--- Task details ---
Below are records; how many of their lines contain "subtitle"? Reply with the number and no other words.

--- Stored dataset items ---
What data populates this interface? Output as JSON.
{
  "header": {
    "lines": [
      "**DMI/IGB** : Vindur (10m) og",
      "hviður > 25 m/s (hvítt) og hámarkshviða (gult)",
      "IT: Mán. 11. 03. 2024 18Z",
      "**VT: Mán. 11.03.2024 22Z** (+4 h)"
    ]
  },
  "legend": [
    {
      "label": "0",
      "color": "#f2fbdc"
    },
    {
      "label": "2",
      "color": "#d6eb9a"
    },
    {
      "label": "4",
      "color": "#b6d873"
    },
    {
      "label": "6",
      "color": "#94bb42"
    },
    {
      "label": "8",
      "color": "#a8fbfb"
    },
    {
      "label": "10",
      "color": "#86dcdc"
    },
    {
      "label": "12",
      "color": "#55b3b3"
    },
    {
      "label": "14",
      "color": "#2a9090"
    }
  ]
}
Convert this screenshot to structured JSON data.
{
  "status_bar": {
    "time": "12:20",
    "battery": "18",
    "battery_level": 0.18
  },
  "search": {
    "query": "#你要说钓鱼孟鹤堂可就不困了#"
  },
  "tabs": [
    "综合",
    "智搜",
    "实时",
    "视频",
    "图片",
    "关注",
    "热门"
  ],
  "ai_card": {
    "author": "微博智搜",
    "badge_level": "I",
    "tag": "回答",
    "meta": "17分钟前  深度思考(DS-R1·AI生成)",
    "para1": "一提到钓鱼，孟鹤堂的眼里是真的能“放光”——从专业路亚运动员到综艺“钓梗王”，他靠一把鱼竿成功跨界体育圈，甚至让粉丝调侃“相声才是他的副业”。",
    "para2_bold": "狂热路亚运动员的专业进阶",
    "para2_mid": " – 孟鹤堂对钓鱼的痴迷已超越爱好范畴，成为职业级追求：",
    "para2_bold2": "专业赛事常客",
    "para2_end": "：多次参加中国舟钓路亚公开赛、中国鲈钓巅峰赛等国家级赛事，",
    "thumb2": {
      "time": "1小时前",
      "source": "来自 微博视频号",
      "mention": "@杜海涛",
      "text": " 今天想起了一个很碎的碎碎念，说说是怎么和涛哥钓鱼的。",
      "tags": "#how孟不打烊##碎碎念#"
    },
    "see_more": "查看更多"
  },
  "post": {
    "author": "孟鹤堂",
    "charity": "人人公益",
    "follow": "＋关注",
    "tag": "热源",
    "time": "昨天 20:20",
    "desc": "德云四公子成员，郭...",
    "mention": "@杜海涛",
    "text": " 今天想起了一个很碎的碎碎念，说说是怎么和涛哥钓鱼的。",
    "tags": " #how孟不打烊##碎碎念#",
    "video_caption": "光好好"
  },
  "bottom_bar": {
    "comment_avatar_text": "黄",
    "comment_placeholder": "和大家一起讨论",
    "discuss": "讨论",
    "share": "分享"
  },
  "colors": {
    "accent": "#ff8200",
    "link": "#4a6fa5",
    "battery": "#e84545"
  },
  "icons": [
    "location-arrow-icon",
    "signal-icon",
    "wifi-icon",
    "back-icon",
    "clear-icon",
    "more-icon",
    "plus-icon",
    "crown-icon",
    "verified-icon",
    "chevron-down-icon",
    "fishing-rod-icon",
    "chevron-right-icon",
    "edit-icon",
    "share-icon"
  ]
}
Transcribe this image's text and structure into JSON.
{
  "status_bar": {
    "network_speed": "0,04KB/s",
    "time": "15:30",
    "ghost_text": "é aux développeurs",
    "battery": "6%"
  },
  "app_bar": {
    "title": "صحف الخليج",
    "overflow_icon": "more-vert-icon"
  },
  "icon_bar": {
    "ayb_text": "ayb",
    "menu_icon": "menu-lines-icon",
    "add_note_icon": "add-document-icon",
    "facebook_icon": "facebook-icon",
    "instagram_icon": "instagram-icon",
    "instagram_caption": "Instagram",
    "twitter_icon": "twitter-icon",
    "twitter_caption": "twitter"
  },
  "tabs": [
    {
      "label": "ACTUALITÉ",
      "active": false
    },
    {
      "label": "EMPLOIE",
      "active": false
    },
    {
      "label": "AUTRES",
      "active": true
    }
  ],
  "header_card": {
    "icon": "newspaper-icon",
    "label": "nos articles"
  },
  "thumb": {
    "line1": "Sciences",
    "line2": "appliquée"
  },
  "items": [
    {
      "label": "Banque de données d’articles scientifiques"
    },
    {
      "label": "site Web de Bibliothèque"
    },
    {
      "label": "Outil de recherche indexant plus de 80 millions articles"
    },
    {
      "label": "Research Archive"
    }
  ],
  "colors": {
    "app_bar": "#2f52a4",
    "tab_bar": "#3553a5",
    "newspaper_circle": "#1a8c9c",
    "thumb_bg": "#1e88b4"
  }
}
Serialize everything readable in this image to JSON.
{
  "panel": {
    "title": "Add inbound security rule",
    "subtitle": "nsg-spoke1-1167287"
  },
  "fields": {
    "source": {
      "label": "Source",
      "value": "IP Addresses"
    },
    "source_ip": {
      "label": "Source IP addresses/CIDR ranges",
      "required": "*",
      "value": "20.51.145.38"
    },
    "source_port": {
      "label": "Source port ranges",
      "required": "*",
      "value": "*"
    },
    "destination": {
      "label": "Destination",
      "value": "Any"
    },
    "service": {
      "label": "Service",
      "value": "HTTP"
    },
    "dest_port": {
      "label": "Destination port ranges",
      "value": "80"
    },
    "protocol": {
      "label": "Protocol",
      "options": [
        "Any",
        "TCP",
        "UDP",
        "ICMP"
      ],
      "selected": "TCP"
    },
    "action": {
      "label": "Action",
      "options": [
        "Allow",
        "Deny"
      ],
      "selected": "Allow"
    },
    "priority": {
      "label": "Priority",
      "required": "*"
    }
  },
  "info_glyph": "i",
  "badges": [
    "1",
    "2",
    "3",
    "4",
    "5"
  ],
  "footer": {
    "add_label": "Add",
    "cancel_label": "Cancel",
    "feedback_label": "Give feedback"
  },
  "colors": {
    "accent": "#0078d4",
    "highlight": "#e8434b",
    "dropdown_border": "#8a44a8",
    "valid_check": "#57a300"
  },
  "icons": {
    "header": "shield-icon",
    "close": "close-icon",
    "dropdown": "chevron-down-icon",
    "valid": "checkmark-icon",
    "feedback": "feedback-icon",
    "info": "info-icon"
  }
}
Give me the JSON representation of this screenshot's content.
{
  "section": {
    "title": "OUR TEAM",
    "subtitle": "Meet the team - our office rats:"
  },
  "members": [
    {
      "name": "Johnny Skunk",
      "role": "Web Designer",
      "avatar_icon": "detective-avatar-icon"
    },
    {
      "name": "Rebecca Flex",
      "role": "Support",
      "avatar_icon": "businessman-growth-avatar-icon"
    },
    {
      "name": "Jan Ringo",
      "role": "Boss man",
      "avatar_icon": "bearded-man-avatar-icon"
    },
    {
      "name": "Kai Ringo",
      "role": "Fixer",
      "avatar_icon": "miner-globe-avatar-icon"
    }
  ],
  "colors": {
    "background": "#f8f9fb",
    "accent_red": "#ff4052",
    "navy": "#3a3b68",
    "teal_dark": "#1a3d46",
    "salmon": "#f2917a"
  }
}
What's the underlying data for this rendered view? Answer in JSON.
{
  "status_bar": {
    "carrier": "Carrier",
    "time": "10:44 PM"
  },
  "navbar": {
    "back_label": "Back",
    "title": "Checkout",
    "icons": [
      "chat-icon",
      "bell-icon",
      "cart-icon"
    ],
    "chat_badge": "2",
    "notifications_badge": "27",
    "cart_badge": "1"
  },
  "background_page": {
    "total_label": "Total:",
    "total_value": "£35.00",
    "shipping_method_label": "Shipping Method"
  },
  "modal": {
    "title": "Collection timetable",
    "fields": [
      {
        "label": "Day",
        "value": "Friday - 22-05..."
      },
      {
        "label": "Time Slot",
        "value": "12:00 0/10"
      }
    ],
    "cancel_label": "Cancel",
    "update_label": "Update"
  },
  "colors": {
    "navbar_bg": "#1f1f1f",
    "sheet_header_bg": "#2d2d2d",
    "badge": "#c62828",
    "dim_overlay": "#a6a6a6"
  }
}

--- Task result ---
2